Task inputs:
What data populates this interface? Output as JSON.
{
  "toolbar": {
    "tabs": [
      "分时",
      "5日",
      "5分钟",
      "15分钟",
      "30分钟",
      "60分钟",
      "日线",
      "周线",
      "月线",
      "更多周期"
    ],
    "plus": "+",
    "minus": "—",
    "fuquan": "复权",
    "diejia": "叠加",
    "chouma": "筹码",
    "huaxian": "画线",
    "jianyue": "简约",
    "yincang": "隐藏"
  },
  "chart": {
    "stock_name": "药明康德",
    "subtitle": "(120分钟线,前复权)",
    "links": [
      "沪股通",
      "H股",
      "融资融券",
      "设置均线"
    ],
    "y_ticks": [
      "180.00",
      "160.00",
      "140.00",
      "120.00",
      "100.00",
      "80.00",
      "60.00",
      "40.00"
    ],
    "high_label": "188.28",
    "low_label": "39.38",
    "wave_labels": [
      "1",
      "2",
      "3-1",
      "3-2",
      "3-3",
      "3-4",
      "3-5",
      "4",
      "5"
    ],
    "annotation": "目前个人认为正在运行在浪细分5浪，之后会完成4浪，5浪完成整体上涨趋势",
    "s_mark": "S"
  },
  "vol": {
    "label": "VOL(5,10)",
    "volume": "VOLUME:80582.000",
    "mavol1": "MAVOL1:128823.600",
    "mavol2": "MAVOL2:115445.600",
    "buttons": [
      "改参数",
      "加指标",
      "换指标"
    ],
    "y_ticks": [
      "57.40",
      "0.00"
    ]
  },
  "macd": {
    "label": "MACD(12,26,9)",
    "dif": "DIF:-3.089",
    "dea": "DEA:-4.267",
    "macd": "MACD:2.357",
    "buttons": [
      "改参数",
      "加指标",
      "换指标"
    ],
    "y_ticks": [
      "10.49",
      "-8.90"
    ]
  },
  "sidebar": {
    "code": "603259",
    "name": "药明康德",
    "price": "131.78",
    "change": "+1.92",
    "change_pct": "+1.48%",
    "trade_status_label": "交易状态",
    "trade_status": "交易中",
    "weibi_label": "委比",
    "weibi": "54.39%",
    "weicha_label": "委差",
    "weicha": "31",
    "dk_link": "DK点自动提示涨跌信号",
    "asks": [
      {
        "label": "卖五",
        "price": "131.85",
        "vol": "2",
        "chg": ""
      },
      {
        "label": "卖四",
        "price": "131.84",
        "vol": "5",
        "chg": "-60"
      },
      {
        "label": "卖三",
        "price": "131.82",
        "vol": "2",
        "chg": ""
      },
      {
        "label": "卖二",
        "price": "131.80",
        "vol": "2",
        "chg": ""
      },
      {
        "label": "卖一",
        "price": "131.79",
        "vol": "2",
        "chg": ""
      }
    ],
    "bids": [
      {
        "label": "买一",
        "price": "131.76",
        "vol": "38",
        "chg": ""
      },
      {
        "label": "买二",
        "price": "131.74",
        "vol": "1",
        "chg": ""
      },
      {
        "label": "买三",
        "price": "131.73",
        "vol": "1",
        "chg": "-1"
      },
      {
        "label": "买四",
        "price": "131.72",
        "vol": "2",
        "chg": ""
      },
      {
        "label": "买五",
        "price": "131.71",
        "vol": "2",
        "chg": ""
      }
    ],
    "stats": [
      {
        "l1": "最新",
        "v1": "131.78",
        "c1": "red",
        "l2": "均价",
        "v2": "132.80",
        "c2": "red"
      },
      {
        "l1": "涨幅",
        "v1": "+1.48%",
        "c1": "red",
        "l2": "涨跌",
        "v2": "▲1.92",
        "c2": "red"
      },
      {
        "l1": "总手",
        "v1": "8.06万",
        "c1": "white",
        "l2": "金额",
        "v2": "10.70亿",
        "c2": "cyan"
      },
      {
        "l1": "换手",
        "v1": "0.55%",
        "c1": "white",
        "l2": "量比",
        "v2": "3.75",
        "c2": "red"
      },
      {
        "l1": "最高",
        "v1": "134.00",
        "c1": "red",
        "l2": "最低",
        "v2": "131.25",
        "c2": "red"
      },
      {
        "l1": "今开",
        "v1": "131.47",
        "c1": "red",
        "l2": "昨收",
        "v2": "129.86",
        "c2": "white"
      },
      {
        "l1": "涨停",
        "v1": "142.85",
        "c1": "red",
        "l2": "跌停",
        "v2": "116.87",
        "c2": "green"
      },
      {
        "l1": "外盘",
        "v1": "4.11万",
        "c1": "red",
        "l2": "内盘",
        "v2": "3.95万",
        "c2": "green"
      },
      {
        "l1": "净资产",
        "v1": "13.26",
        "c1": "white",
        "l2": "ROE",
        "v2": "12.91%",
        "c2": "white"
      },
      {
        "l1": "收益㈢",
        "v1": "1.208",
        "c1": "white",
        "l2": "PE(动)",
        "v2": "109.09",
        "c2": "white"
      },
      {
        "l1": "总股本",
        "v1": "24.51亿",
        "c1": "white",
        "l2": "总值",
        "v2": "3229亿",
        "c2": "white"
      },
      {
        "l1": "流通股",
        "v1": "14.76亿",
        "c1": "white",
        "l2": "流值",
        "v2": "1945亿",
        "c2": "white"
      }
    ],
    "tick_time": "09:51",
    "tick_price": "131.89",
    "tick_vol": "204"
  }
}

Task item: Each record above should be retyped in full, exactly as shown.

Exercise answer:
What data populates this interface? Output as JSON.
{
  "toolbar": {
    "tabs": [
      "分时",
      "5日",
      "5分钟",
      "15分钟",
      "30分钟",
      "60分钟",
      "日线",
      "周线",
      "月线",
      "更多周期"
    ],
    "plus": "+",
    "minus": "—",
    "fuquan": "复权",
    "diejia": "叠加",
    "chouma": "筹码",
    "huaxian": "画线",
    "jianyue": "简约",
    "yincang": "隐藏"
  },
  "chart": {
    "stock_name": "药明康德",
    "subtitle": "(120分钟线,前复权)",
    "links": [
      "沪股通",
      "H股",
      "融资融券",
      "设置均线"
    ],
    "y_ticks": [
      "180.00",
      "160.00",
      "140.00",
      "120.00",
      "100.00",
      "80.00",
      "60.00",
      "40.00"
    ],
    "high_label": "188.28",
    "low_label": "39.38",
    "wave_labels": [
      "1",
      "2",
      "3-1",
      "3-2",
      "3-3",
      "3-4",
      "3-5",
      "4",
      "5"
    ],
    "annotation": "目前个人认为正在运行在浪细分5浪，之后会完成4浪，5浪完成整体上涨趋势",
    "s_mark": "S"
  },
  "vol": {
    "label": "VOL(5,10)",
    "volume": "VOLUME:80582.000",
    "mavol1": "MAVOL1:128823.600",
    "mavol2": "MAVOL2:115445.600",
    "buttons": [
      "改参数",
      "加指标",
      "换指标"
    ],
    "y_ticks": [
      "57.40",
      "0.00"
    ]
  },
  "macd": {
    "label": "MACD(12,26,9)",
    "dif": "DIF:-3.089",
    "dea": "DEA:-4.267",
    "macd": "MACD:2.357",
    "buttons": [
      "改参数",
      "加指标",
      "换指标"
    ],
    "y_ticks": [
      "10.49",
      "-8.90"
    ]
  },
  "sidebar": {
    "code": "603259",
    "name": "药明康德",
    "price": "131.78",
    "change": "+1.92",
    "change_pct": "+1.48%",
    "trade_status_label": "交易状态",
    "trade_status": "交易中",
    "weibi_label": "委比",
    "weibi": "54.39%",
    "weicha_label": "委差",
    "weicha": "31",
    "dk_link": "DK点自动提示涨跌信号",
    "asks": [
      {
        "label": "卖五",
        "price": "131.85",
        "vol": "2",
        "chg": ""
      },
      {
        "label": "卖四",
        "price": "131.84",
        "vol": "5",
        "chg": "-60"
      },
      {
        "label": "卖三",
        "price": "131.82",
        "vol": "2",
        "chg": ""
      },
      {
        "label": "卖二",
        "price": "131.80",
        "vol": "2",
        "chg": ""
      },
      {
        "label": "卖一",
        "price": "131.79",
        "vol": "2",
        "chg": ""
      }
    ],
    "bids": [
      {
        "label": "买一",
        "price": "131.76",
        "vol": "38",
        "chg": ""
      },
      {
        "label": "买二",
        "price": "131.74",
        "vol": "1",
        "chg": ""
      },
      {
        "label": "买三",
        "price": "131.73",
        "vol": "1",
        "chg": "-1"
      },
      {
        "label": "买四",
        "price": "131.72",
        "vol": "2",
        "chg": ""
      },
      {
        "label": "买五",
        "price": "131.71",
        "vol": "2",
        "chg": ""
      }
    ],
    "stats": [
      {
        "l1": "最新",
        "v1": "131.78",
        "c1": "red",
        "l2": "均价",
        "v2": "132.80",
        "c2": "red"
      },
      {
        "l1": "涨幅",
        "v1": "+1.48%",
        "c1": "red",
        "l2": "涨跌",
        "v2": "▲1.92",
        "c2": "red"
      },
      {
        "l1": "总手",
        "v1": "8.06万",
        "c1": "white",
        "l2": "金额",
        "v2": "10.70亿",
        "c2": "cyan"
      },
      {
        "l1": "换手",
        "v1": "0.55%",
        "c1": "white",
        "l2": "量比",
        "v2": "3.75",
        "c2": "red"
      },
      {
        "l1": "最高",
        "v1": "134.00",
        "c1": "red",
        "l2": "最低",
        "v2": "131.25",
        "c2": "red"
      },
      {
        "l1": "今开",
        "v1": "131.47",
        "c1": "red",
        "l2": "昨收",
        "v2": "129.86",
        "c2": "white"
      },
      {
        "l1": "涨停",
        "v1": "142.85",
        "c1": "red",
        "l2": "跌停",
        "v2": "116.87",
        "c2": "green"
      },
      {
        "l1": "外盘",
        "v1": "4.11万",
        "c1": "red",
        "l2": "内盘",
        "v2": "3.95万",
        "c2": "green"
      },
      {
        "l1": "净资产",
        "v1": "13.26",
        "c1": "white",
        "l2": "ROE",
        "v2": "12.91%",
        "c2": "white"
      },
      {
        "l1": "收益㈢",
        "v1": "1.208",
        "c1": "white",
        "l2": "PE(动)",
        "v2": "109.09",
        "c2": "white"
      },
      {
        "l1": "总股本",
        "v1": "24.51亿",
        "c1": "white",
        "l2": "总值",
        "v2": "3229亿",
        "c2": "white"
      },
      {
        "l1": "流通股",
        "v1": "14.76亿",
        "c1": "white",
        "l2": "流值",
        "v2": "1945亿",
        "c2": "white"
      }
    ],
    "tick_time": "09:51",
    "tick_price": "131.89",
    "tick_vol": "204"
  }
}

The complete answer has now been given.